"""

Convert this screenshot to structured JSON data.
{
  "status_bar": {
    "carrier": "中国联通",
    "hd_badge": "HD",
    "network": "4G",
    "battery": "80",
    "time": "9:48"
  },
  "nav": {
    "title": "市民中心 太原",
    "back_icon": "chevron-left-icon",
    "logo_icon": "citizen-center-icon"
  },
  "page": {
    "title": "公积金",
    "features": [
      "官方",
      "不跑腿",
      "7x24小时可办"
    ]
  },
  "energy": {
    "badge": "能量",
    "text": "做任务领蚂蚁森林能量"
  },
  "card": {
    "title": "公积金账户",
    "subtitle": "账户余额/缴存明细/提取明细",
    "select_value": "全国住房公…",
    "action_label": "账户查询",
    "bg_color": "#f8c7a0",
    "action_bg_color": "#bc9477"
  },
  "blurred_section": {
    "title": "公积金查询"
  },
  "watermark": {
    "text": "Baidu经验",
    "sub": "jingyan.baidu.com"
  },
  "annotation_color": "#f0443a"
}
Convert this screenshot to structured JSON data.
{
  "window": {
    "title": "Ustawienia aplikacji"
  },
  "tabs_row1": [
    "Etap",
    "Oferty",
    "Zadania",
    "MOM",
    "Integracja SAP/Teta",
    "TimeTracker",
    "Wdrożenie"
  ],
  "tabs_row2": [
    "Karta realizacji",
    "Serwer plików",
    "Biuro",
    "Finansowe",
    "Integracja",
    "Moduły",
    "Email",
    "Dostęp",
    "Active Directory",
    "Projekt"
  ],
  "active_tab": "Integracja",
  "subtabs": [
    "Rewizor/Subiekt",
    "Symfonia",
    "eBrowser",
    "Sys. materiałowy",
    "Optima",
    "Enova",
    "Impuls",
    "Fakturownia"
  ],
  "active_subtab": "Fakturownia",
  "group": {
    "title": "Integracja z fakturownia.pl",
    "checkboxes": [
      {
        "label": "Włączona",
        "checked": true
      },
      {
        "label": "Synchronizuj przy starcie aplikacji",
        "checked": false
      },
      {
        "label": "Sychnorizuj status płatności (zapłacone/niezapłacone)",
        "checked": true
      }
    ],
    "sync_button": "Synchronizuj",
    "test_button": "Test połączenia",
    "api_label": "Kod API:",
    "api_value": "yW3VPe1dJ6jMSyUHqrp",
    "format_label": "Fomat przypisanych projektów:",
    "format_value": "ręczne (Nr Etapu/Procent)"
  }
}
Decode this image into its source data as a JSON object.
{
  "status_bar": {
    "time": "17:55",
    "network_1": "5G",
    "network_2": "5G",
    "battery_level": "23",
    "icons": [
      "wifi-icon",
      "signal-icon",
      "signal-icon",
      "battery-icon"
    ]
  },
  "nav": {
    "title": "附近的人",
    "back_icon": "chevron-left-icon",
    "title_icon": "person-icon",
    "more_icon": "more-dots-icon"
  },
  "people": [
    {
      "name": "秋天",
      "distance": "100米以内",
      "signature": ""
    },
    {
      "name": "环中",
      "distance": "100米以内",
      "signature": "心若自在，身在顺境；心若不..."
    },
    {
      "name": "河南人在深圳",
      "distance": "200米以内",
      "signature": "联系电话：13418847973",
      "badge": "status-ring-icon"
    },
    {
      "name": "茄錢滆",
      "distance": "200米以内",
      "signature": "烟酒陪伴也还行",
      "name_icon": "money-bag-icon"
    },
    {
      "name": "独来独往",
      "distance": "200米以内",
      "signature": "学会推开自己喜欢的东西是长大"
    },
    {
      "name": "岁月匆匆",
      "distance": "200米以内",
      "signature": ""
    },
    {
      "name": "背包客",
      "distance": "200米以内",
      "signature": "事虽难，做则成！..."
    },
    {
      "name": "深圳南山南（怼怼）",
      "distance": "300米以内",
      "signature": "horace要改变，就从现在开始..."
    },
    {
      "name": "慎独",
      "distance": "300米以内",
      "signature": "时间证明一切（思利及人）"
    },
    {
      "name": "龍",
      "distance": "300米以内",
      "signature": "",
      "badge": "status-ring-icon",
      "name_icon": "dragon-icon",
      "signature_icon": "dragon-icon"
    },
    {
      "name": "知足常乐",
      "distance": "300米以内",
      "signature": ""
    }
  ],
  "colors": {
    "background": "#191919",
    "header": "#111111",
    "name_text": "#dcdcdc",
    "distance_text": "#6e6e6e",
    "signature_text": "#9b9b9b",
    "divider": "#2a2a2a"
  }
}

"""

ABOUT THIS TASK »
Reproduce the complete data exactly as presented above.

SOLUTION TO THIS EXERCISE »
Convert this screenshot to structured JSON data.
{
  "status_bar": {
    "carrier": "中国联通",
    "hd_badge": "HD",
    "network": "4G",
    "battery": "80",
    "time": "9:48"
  },
  "nav": {
    "title": "市民中心 太原",
    "back_icon": "chevron-left-icon",
    "logo_icon": "citizen-center-icon"
  },
  "page": {
    "title": "公积金",
    "features": [
      "官方",
      "不跑腿",
      "7x24小时可办"
    ]
  },
  "energy": {
    "badge": "能量",
    "text": "做任务领蚂蚁森林能量"
  },
  "card": {
    "title": "公积金账户",
    "subtitle": "账户余额/缴存明细/提取明细",
    "select_value": "全国住房公…",
    "action_label": "账户查询",
    "bg_color": "#f8c7a0",
    "action_bg_color": "#bc9477"
  },
  "blurred_section": {
    "title": "公积金查询"
  },
  "watermark": {
    "text": "Baidu经验",
    "sub": "jingyan.baidu.com"
  },
  "annotation_color": "#f0443a"
}
Convert this screenshot to structured JSON data.
{
  "window": {
    "title": "Ustawienia aplikacji"
  },
  "tabs_row1": [
    "Etap",
    "Oferty",
    "Zadania",
    "MOM",
    "Integracja SAP/Teta",
    "TimeTracker",
    "Wdrożenie"
  ],
  "tabs_row2": [
    "Karta realizacji",
    "Serwer plików",
    "Biuro",
    "Finansowe",
    "Integracja",
    "Moduły",
    "Email",
    "Dostęp",
    "Active Directory",
    "Projekt"
  ],
  "active_tab": "Integracja",
  "subtabs": [
    "Rewizor/Subiekt",
    "Symfonia",
    "eBrowser",
    "Sys. materiałowy",
    "Optima",
    "Enova",
    "Impuls",
    "Fakturownia"
  ],
  "active_subtab": "Fakturownia",
  "group": {
    "title": "Integracja z fakturownia.pl",
    "checkboxes": [
      {
        "label": "Włączona",
        "checked": true
      },
      {
        "label": "Synchronizuj przy starcie aplikacji",
        "checked": false
      },
      {
        "label": "Sychnorizuj status płatności (zapłacone/niezapłacone)",
        "checked": true
      }
    ],
    "sync_button": "Synchronizuj",
    "test_button": "Test połączenia",
    "api_label": "Kod API:",
    "api_value": "yW3VPe1dJ6jMSyUHqrp",
    "format_label": "Fomat przypisanych projektów:",
    "format_value": "ręczne (Nr Etapu/Procent)"
  }
}
Decode this image into its source data as a JSON object.
{
  "status_bar": {
    "time": "17:55",
    "network_1": "5G",
    "network_2": "5G",
    "battery_level": "23",
    "icons": [
      "wifi-icon",
      "signal-icon",
      "signal-icon",
      "battery-icon"
    ]
  },
  "nav": {
    "title": "附近的人",
    "back_icon": "chevron-left-icon",
    "title_icon": "person-icon",
    "more_icon": "more-dots-icon"
  },
  "people": [
    {
      "name": "秋天",
      "distance": "100米以内",
      "signature": ""
    },
    {
      "name": "环中",
      "distance": "100米以内",
      "signature": "心若自在，身在顺境；心若不..."
    },
    {
      "name": "河南人在深圳",
      "distance": "200米以内",
      "signature": "联系电话：13418847973",
      "badge": "status-ring-icon"
    },
    {
      "name": "茄錢滆",
      "distance": "200米以内",
      "signature": "烟酒陪伴也还行",
      "name_icon": "money-bag-icon"
    },
    {
      "name": "独来独往",
      "distance": "200米以内",
      "signature": "学会推开自己喜欢的东西是长大"
    },
    {
      "name": "岁月匆匆",
      "distance": "200米以内",
      "signature": ""
    },
    {
      "name": "背包客",
      "distance": "200米以内",
      "signature": "事虽难，做则成！..."
    },
    {
      "name": "深圳南山南（怼怼）",
      "distance": "300米以内",
      "signature": "horace要改变，就从现在开始..."
    },
    {
      "name": "慎独",
      "distance": "300米以内",
      "signature": "时间证明一切（思利及人）"
    },
    {
      "name": "龍",
      "distance": "300米以内",
      "signature": "",
      "badge": "status-ring-icon",
      "name_icon": "dragon-icon",
      "signature_icon": "dragon-icon"
    },
    {
      "name": "知足常乐",
      "distance": "300米以内",
      "signature": ""
    }
  ],
  "colors": {
    "background": "#191919",
    "header": "#111111",
    "name_text": "#dcdcdc",
    "distance_text": "#6e6e6e",
    "signature_text": "#9b9b9b",
    "divider": "#2a2a2a"
  }
}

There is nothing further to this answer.